Homerun is a social commentary and even as it is based in 1965, the year Singapore became independent, it reflects on socio-political situations which were prevalent during the time of filming i. e. the water issue between Malaysia and Singapore. Another genre which is mixed into both these shows is the coffee shop genre, featuring many scenes of meeting and interactions at local coffee shops. We see this in Police and Thief where Tok Kong was being interviewed by a lady near the beginning of the show and in Homerun, Kiat Kun helps out his teacher from school who is close to collapsing from shortness of breath at a roadside coffee shop.
There is obvious stereotyping in Police and Thief. Tok Kong is your typical gangster or “Ah Beng” in colloquial terms. He has wild, pointy gelled hair and wears colourful clothing, even for sleeping attire (Opening scenes). His heavily accented Singapore Colloquial English (SCE) (“Don’t play with my heart”) and his love for techno music scream “Ah Beng”. He is put in direct contrast with his neighbour and antagonist in the show Sergeant Dollah who is a policeman. Dollah is characterized with short hair, very neat and righteous.
These stereotypes alone set the premise for tension and conflict as neighbours. It is akin to Phua Chu Kang versus his sister-in-law Margaret. The stereotypes in Homerun broadly differentiate the rich and the poor. A simple comparison can be made between Beng Soon and Kiat Kun, friends of opposite ends of the economic spectrum whose relationship sours then mends in the course of the show. Beng Soon is cast in shirts, clean with well-gelled hair (in school) and stands at a good head taller than Kiat Kun.
His friend however is almost always dirty, with smudges on his singlet and/or face. Even during a game of soccer, Beng Soon provides the soccer boots and he is the only one on the field with soccer socks. Tok Kong as the gangster also becomes an icon easily associated with local shows of similar genres. There is no obvious icon in Homerun. It uses a motif rather, to play out the story. There were multiple scenes of close ups of your ‘Bata’ white or dirty shoes (in the shops or in the background with Seow Fang’s face in the focus).
Many scenes of tension started because of shoes e. g.the shoes slipping off and into a canal full of rushing water and even in the scene where Seow Fang’s teacher paces as the children are exercising). These scenes feature changes in music, close ups with dialogue in the background, all to draw attention to the motif in the show. During the scene at the well with the confrontation between the two groups of boys, we see wealth being equated with power, that Beng Soon who was the rich one could actually decide who got to use the well. This is perhaps the director’s ideology portraying the way Malaysia hordes over us in the water issue.
The premise of Homerun revolved around three things: shoes, intelligence and power being associated with wealth. Jack Neo parodies the socio-political situation between Singapore and Malaysia using the three elements with shoes being the water, Singapore being the more intelligent country and power that Malaysia holds over us due to their superior water resource.

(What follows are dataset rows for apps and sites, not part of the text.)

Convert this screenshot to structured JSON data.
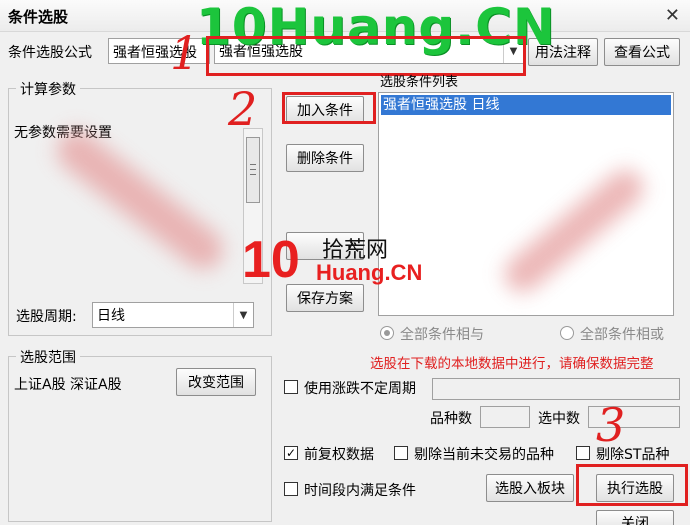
{
  "window": {
    "title": "条件选股",
    "close_glyph": "✕"
  },
  "watermark": {
    "text": "10Huang.CN"
  },
  "formula": {
    "label": "条件选股公式",
    "value": "强者恒强选股",
    "combo_value": "强者恒强选股"
  },
  "buttons": {
    "usage_notes": "用法注释",
    "view_formula": "查看公式",
    "add_condition": "加入条件",
    "delete_condition": "删除条件",
    "load_plan": "入",
    "save_plan": "保存方案",
    "change_range": "改变范围",
    "to_block": "选股入板块",
    "execute": "执行选股",
    "close": "关闭"
  },
  "params": {
    "group_title": "计算参数",
    "none_text": "无参数需要设置",
    "period_label": "选股周期:",
    "period_value": "日线"
  },
  "conditions": {
    "list_title": "选股条件列表",
    "items": [
      "强者恒强选股    日线"
    ]
  },
  "logic": {
    "all_and": "全部条件相与",
    "all_or": "全部条件相或"
  },
  "notice": "选股在下载的本地数据中进行，请确保数据完整",
  "range": {
    "group_title": "选股范围",
    "value": "上证A股 深证A股"
  },
  "options": {
    "variable_period": "使用涨跌不定周期",
    "variety_count_label": "品种数",
    "selected_count_label": "选中数",
    "forward_adjust": "前复权数据",
    "exclude_untraded": "剔除当前未交易的品种",
    "exclude_st": "剔除ST品种",
    "time_range": "时间段内满足条件",
    "check_mark": "✓"
  },
  "annotations": {
    "n1": "1",
    "n2": "2",
    "n3": "3"
  },
  "logo": {
    "num": "10",
    "line1": "拾荒网",
    "line2": "Huang.CN"
  },
  "colors": {
    "accent_red": "#e02020",
    "selection_blue": "#3378d4",
    "watermark_green": "#1cc53c"
  },
  "icons": {
    "dropdown": "▼"
  }
}
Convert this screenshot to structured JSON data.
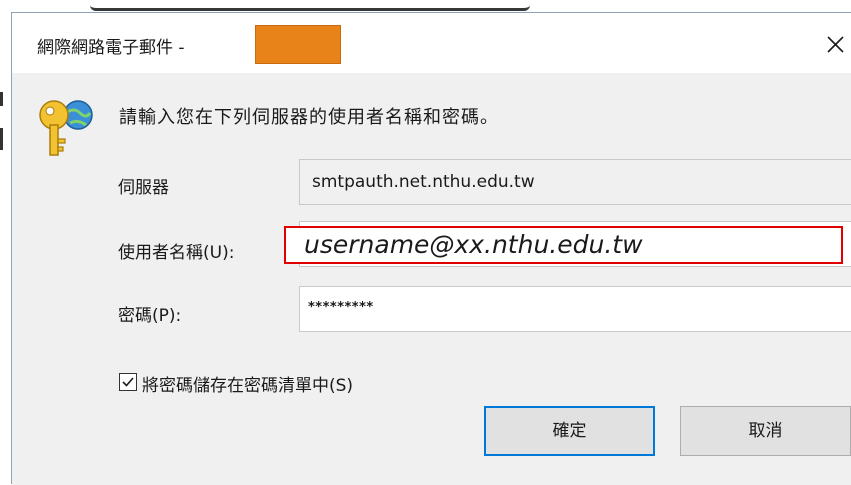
{
  "dialog": {
    "title": "網際網路電子郵件 -",
    "close_glyph": "×",
    "prompt": "請輸入您在下列伺服器的使用者名稱和密碼。",
    "fields": {
      "server_label": "伺服器",
      "server_value": "smtpauth.net.nthu.edu.tw",
      "username_label": "使用者名稱(U):",
      "username_value": "username@xx.nthu.edu.tw",
      "password_label": "密碼(P):",
      "password_value": "*********"
    },
    "remember_password": {
      "label": "將密碼儲存在密碼清單中(S)",
      "checked": true
    },
    "buttons": {
      "ok_label": "確定",
      "cancel_label": "取消"
    }
  },
  "colors": {
    "redaction": "#e8831a",
    "highlight_border": "#e00000",
    "primary_button_border": "#0078d7",
    "dialog_background": "#f0f0f0"
  },
  "icons": {
    "dialog_icon": "key-icon",
    "close": "close-icon",
    "checkbox": "checkmark-icon"
  }
}
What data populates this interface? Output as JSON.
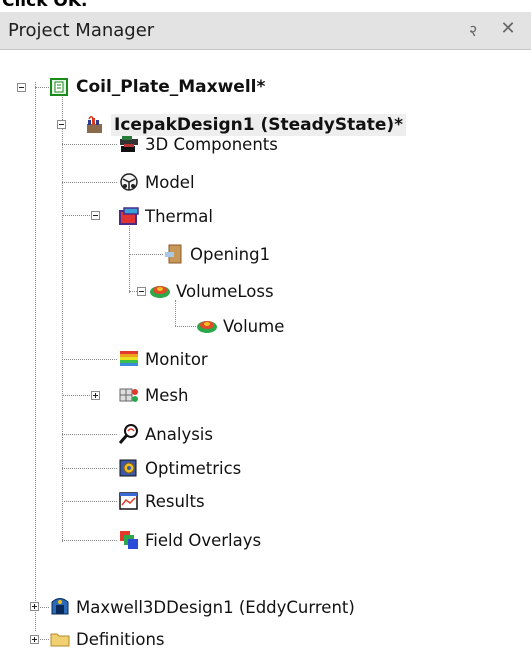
{
  "top_fragment": "Click OK.",
  "panel": {
    "title": "Project Manager",
    "pin_glyph": "२",
    "close_glyph": "✕"
  },
  "tree": {
    "project": {
      "label": "Coil_Plate_Maxwell*",
      "icon": "project-icon",
      "children": {
        "icepak": {
          "label": "IcepakDesign1 (SteadyState)*",
          "icon": "icepak-design-icon",
          "selected": true,
          "items": {
            "components": {
              "label": "3D Components",
              "icon": "3d-components-icon"
            },
            "model": {
              "label": "Model",
              "icon": "model-icon"
            },
            "thermal": {
              "label": "Thermal",
              "icon": "thermal-icon",
              "opening": {
                "label": "Opening1",
                "icon": "opening-icon"
              },
              "volumeloss": {
                "label": "VolumeLoss",
                "icon": "volume-loss-icon",
                "volume": {
                  "label": "Volume",
                  "icon": "volume-icon"
                }
              }
            },
            "monitor": {
              "label": "Monitor",
              "icon": "monitor-icon"
            },
            "mesh": {
              "label": "Mesh",
              "icon": "mesh-icon"
            },
            "analysis": {
              "label": "Analysis",
              "icon": "analysis-icon"
            },
            "optimetrics": {
              "label": "Optimetrics",
              "icon": "optimetrics-icon"
            },
            "results": {
              "label": "Results",
              "icon": "results-icon"
            },
            "field_overlays": {
              "label": "Field Overlays",
              "icon": "field-overlays-icon"
            }
          }
        },
        "maxwell": {
          "label": "Maxwell3DDesign1 (EddyCurrent)",
          "icon": "maxwell-design-icon"
        },
        "definitions": {
          "label": "Definitions",
          "icon": "folder-icon"
        }
      }
    }
  }
}
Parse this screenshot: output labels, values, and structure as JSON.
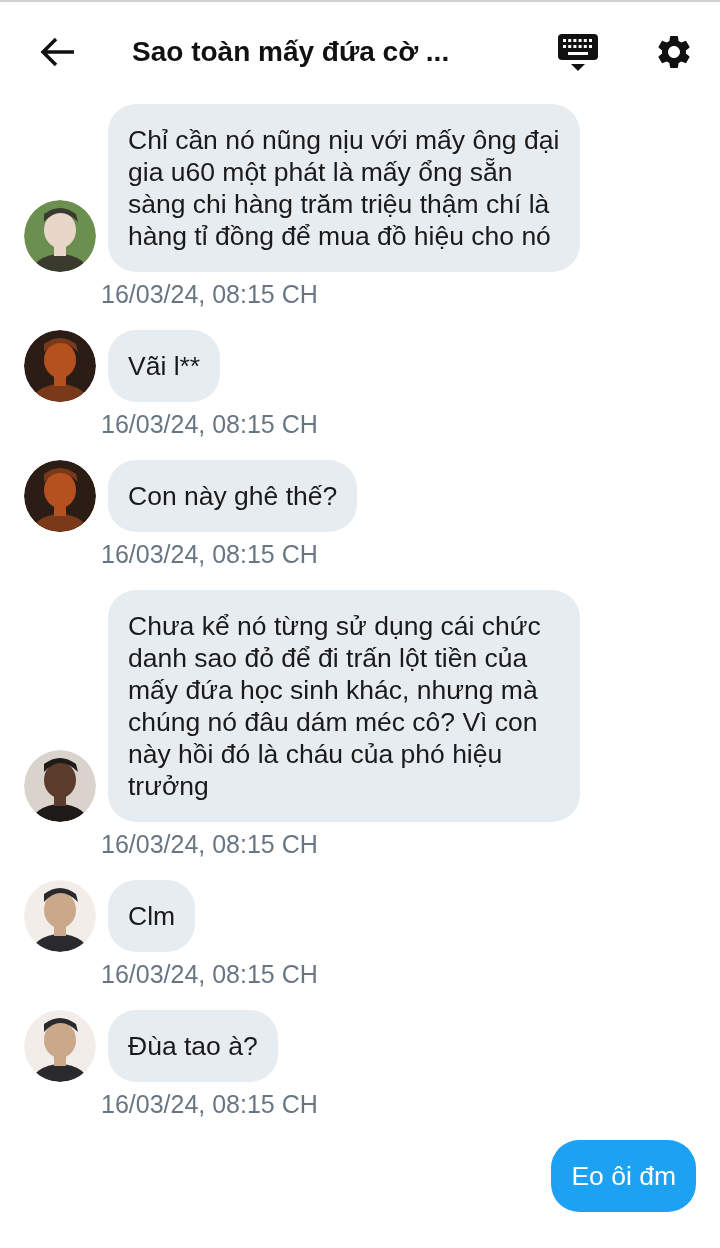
{
  "header": {
    "title": "Sao toàn mấy đứa cờ ..."
  },
  "messages": [
    {
      "kind": "received",
      "text": "Chỉ cần nó nũng nịu với mấy ông đại gia u60 một phát là mấy ổng sẵn sàng chi hàng trăm triệu thậm chí là hàng tỉ đồng để mua đồ hiệu cho nó",
      "time": "16/03/24, 08:15 CH"
    },
    {
      "kind": "received",
      "text": "Vãi l**",
      "time": "16/03/24, 08:15 CH"
    },
    {
      "kind": "received",
      "text": "Con này ghê thế?",
      "time": "16/03/24, 08:15 CH"
    },
    {
      "kind": "received",
      "text": "Chưa kể nó từng sử dụng cái chức danh sao đỏ để đi trấn lột tiền của mấy đứa học sinh khác, nhưng mà chúng nó đâu dám méc cô? Vì con này hồi đó là cháu của phó hiệu trưởng",
      "time": "16/03/24, 08:15 CH"
    },
    {
      "kind": "received",
      "text": "Clm",
      "time": "16/03/24, 08:15 CH"
    },
    {
      "kind": "received",
      "text": "Đùa tao à?",
      "time": "16/03/24, 08:15 CH"
    },
    {
      "kind": "sent",
      "text": "Eo ôi đm"
    }
  ]
}
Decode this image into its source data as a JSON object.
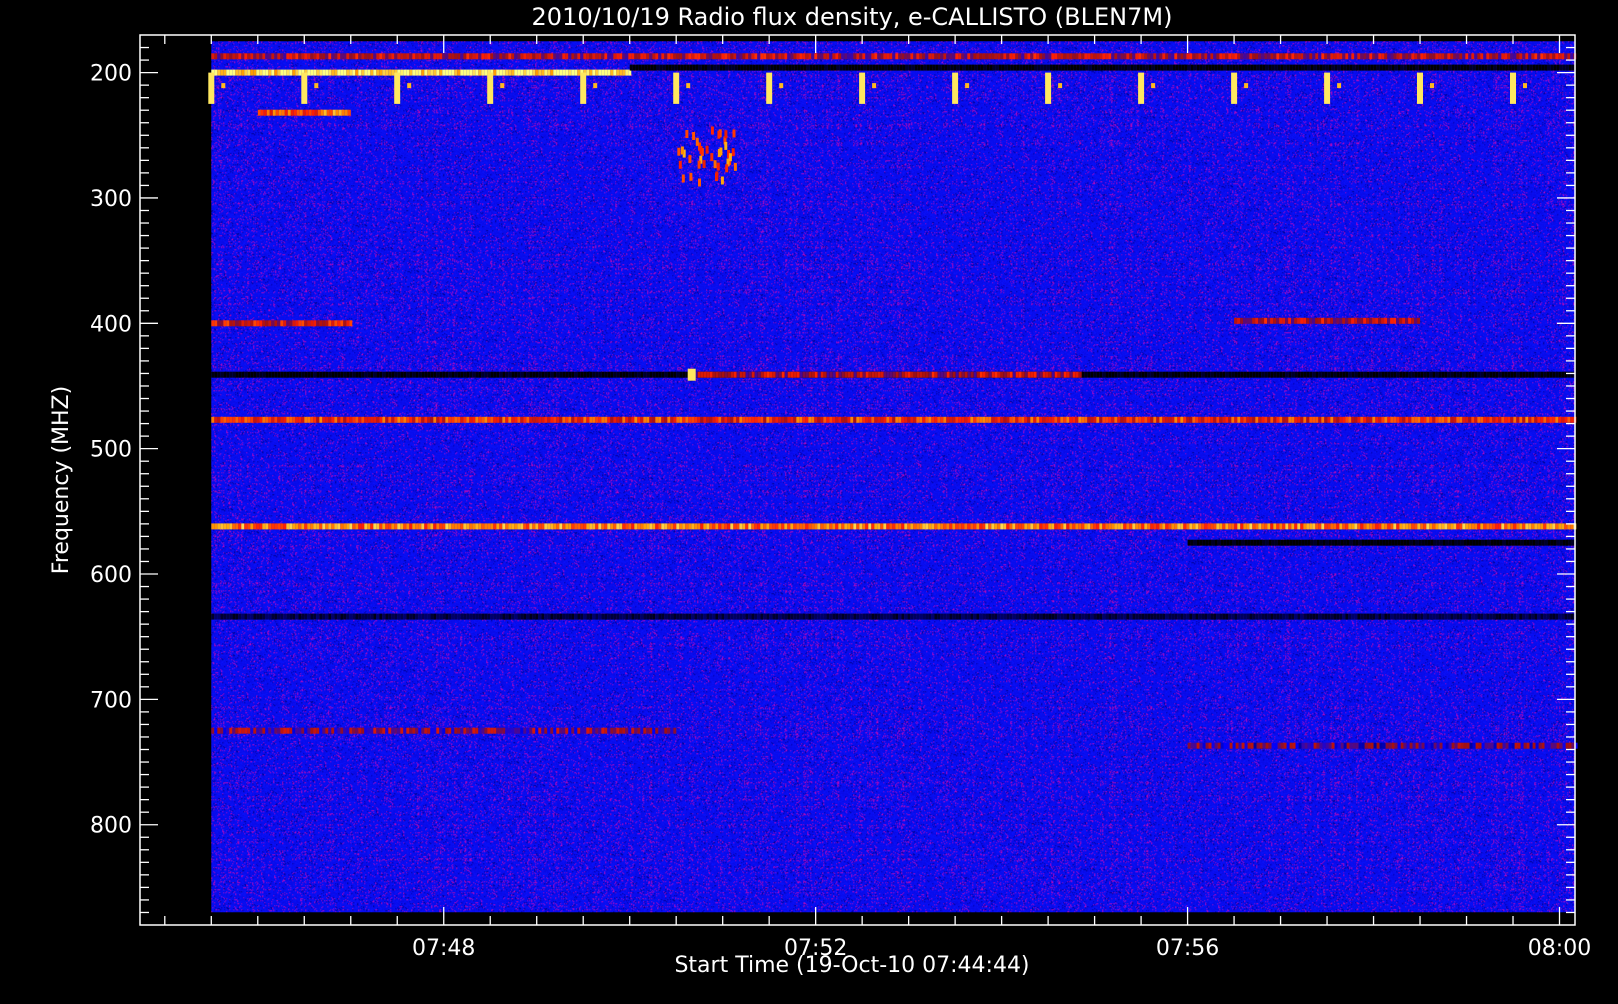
{
  "chart_data": {
    "type": "heatmap",
    "title": "2010/10/19  Radio flux density, e-CALLISTO (BLEN7M)",
    "xlabel": "Start Time (19-Oct-10 07:44:44)",
    "ylabel": "Frequency (MHZ)",
    "x_tick_labels": [
      "07:48",
      "07:52",
      "07:56",
      "08:00"
    ],
    "y_tick_labels": [
      "200",
      "300",
      "400",
      "500",
      "600",
      "700",
      "800"
    ],
    "xlim": [
      "07:44:44",
      "08:00:10"
    ],
    "ylim": [
      880,
      170
    ],
    "data_range_time": [
      "07:45:30",
      "08:00:10"
    ],
    "data_range_freq_mhz": [
      175,
      870
    ],
    "y_axis_inverted": true,
    "colormap": [
      "#000000",
      "#0000ff",
      "#a01010",
      "#ff2000",
      "#ffa000",
      "#ffff80"
    ],
    "background_color": "#0a0af0",
    "features": [
      {
        "kind": "band",
        "freq_mhz": 200,
        "t_start": "07:45:30",
        "t_end": "07:50:00",
        "intensity": 0.95
      },
      {
        "kind": "band",
        "freq_mhz": 196,
        "t_start": "07:50:00",
        "t_end": "08:00:10",
        "intensity": 0.0
      },
      {
        "kind": "band",
        "freq_mhz": 187,
        "t_start": "07:45:30",
        "t_end": "08:00:10",
        "intensity": 0.45
      },
      {
        "kind": "band",
        "freq_mhz": 232,
        "t_start": "07:46:00",
        "t_end": "07:47:00",
        "intensity": 0.7
      },
      {
        "kind": "band",
        "freq_mhz": 400,
        "t_start": "07:45:30",
        "t_end": "07:47:00",
        "intensity": 0.5
      },
      {
        "kind": "band",
        "freq_mhz": 398,
        "t_start": "07:56:30",
        "t_end": "07:58:30",
        "intensity": 0.45
      },
      {
        "kind": "band",
        "freq_mhz": 441,
        "t_start": "07:45:30",
        "t_end": "08:00:10",
        "intensity": 0.0
      },
      {
        "kind": "band",
        "freq_mhz": 441,
        "t_start": "07:50:40",
        "t_end": "07:54:50",
        "intensity": 0.45
      },
      {
        "kind": "band",
        "freq_mhz": 477,
        "t_start": "07:45:30",
        "t_end": "08:00:10",
        "intensity": 0.6
      },
      {
        "kind": "band",
        "freq_mhz": 562,
        "t_start": "07:45:30",
        "t_end": "08:00:10",
        "intensity": 0.75
      },
      {
        "kind": "band",
        "freq_mhz": 575,
        "t_start": "07:56:00",
        "t_end": "08:00:10",
        "intensity": 0.0
      },
      {
        "kind": "band",
        "freq_mhz": 634,
        "t_start": "07:45:30",
        "t_end": "08:00:10",
        "intensity": 0.05
      },
      {
        "kind": "band",
        "freq_mhz": 725,
        "t_start": "07:45:30",
        "t_end": "07:50:30",
        "intensity": 0.35
      },
      {
        "kind": "band",
        "freq_mhz": 737,
        "t_start": "07:56:00",
        "t_end": "08:00:10",
        "intensity": 0.3
      },
      {
        "kind": "burst",
        "freq_mhz": [
          240,
          285
        ],
        "t_start": "07:50:30",
        "t_end": "07:51:10",
        "intensity": 0.7
      },
      {
        "kind": "spot",
        "freq_mhz": 441,
        "t": "07:50:40",
        "intensity": 0.95
      }
    ],
    "periodic_spikes": {
      "freq_mhz": [
        200,
        225
      ],
      "first": "07:45:30",
      "period_s": 60,
      "count": 15,
      "intensity": 0.95
    }
  }
}
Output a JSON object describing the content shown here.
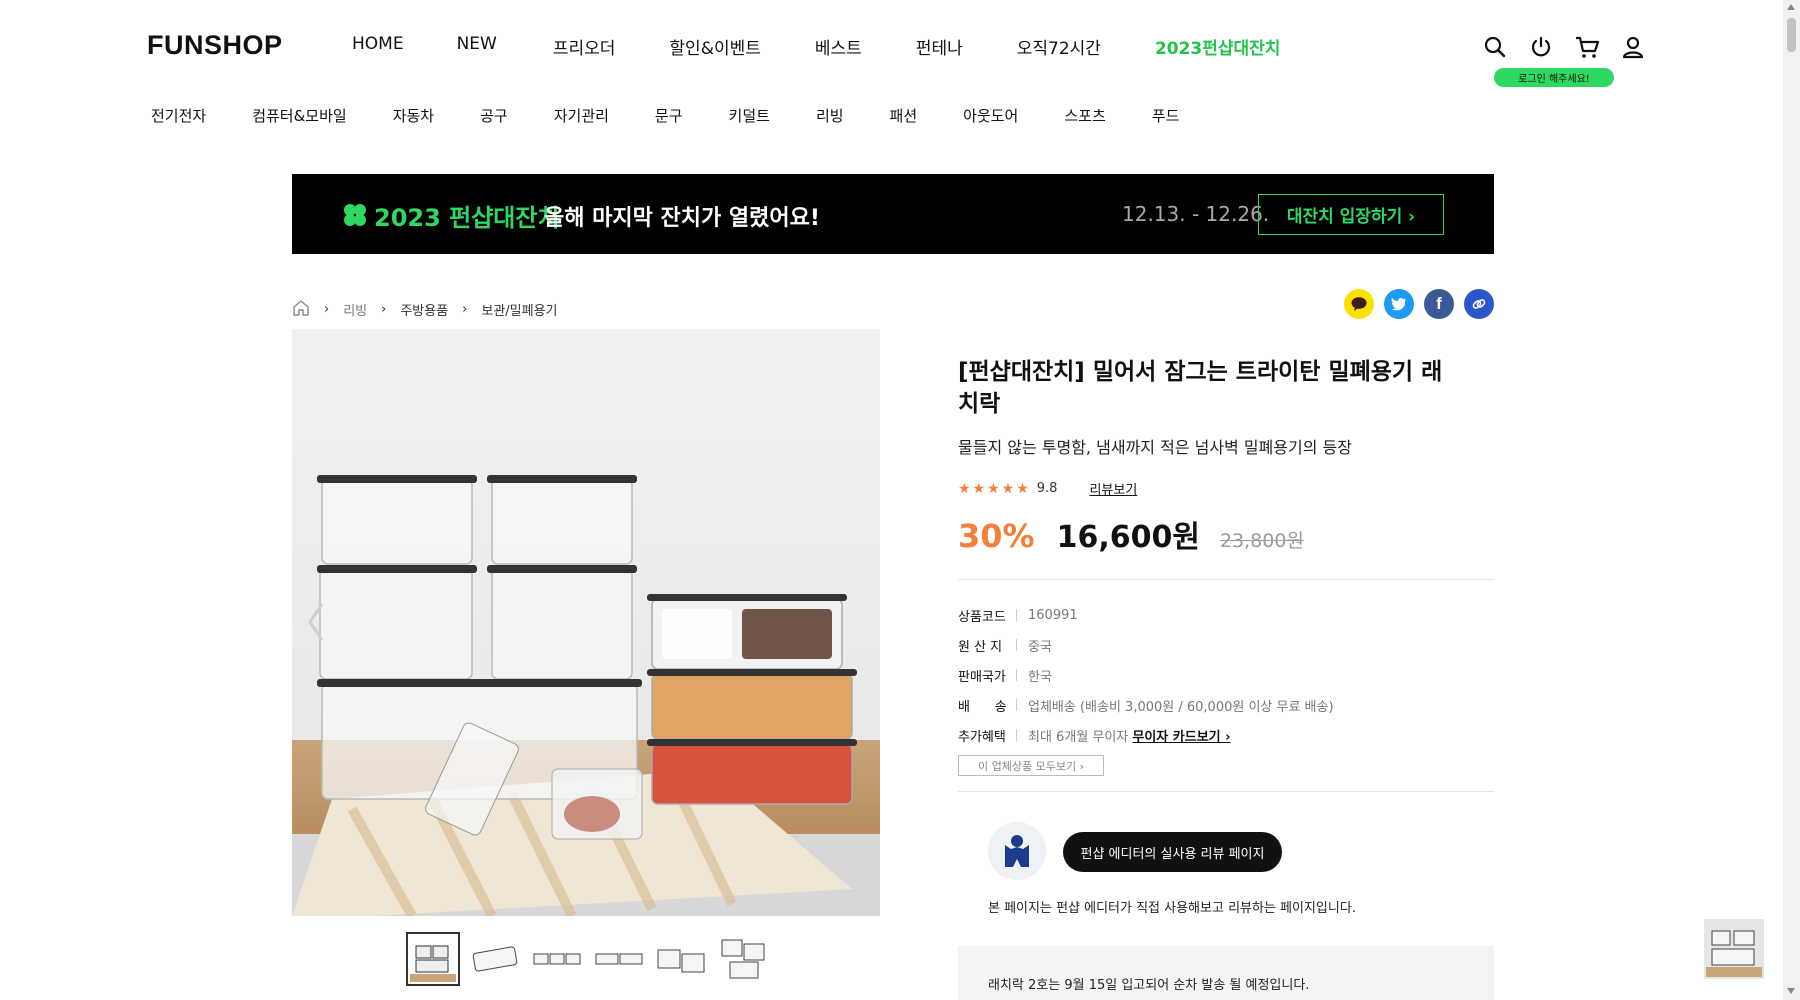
{
  "header": {
    "logo": "FUNSHOP",
    "gnb": [
      "HOME",
      "NEW",
      "프리오더",
      "할인&이벤트",
      "베스트",
      "펀테나",
      "오직72시간",
      "2023펀샵대잔치"
    ],
    "login_tip": "로그인 해주세요!"
  },
  "categories": [
    "전기전자",
    "컴퓨터&모바일",
    "자동차",
    "공구",
    "자기관리",
    "문구",
    "키덜트",
    "리빙",
    "패션",
    "아웃도어",
    "스포츠",
    "푸드"
  ],
  "banner": {
    "title": "2023 펀샵대잔치",
    "subtitle": "올해 마지막 잔치가 열렸어요!",
    "date": "12.13. - 12.26.",
    "button": "대잔치 입장하기 ›"
  },
  "breadcrumb": [
    "리빙",
    "주방용품",
    "보관/밀폐용기"
  ],
  "product": {
    "title": "[펀샵대잔치] 밀어서 잠그는 트라이탄 밀폐용기 래치락",
    "desc": "물들지 않는 투명함, 냄새까지 적은 넘사벽 밀폐용기의 등장",
    "stars": "★★★★★",
    "rating_value": 4.5,
    "score": "9.8",
    "review_link": "리뷰보기",
    "discount": "30%",
    "price": "16,600원",
    "original_price": "23,800원",
    "specs": [
      {
        "k": "상품코드",
        "v": "160991"
      },
      {
        "k": "원 산 지",
        "v": "중국"
      },
      {
        "k": "판매국가",
        "v": "한국"
      },
      {
        "k": "배      송",
        "v": "업체배송 (배송비 3,000원 / 60,000원 이상 무료 배송)"
      },
      {
        "k": "추가혜택",
        "v": "최대 6개월 무이자 ",
        "link": "무이자 카드보기 ›"
      }
    ],
    "seller_button": "이 업체상품 모두보기 ›",
    "editor_button": "펀샵 에디터의 실사용 리뷰 페이지",
    "editor_note": "본 페이지는 펀샵 에디터가 직접 사용해보고 리뷰하는 페이지입니다.",
    "notice": "래치락 2호는 9월 15일 입고되어 순차 발송 될 예정입니다."
  },
  "colors": {
    "accent_green": "#2fd862",
    "highlight_green": "#22c34a",
    "discount_orange": "#f2803a",
    "kakao": "#fae100",
    "twitter": "#1d9bf0",
    "facebook": "#1877f2",
    "link": "#2d56c9"
  }
}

The two shows end differently too. The end of the sitcom is close without answered questions while the cryptic ending of Homerun leaves us pondering what the director would have us think as we leave the cinema.
There is no element of suspense left in Police and Thief to entice the audience to look out for the next episode, unlike a soap opera. Even as both shows make use of our experience to enhance our appreciation and understanding of the shows, they obviously use several different techniques and some similar ones to bring forth the essence of each individual story. These different methods highlight certain elements essential to the plot of the stories and ultimately help us to enjoy the shows as Singaporeans. Word Count: 1512.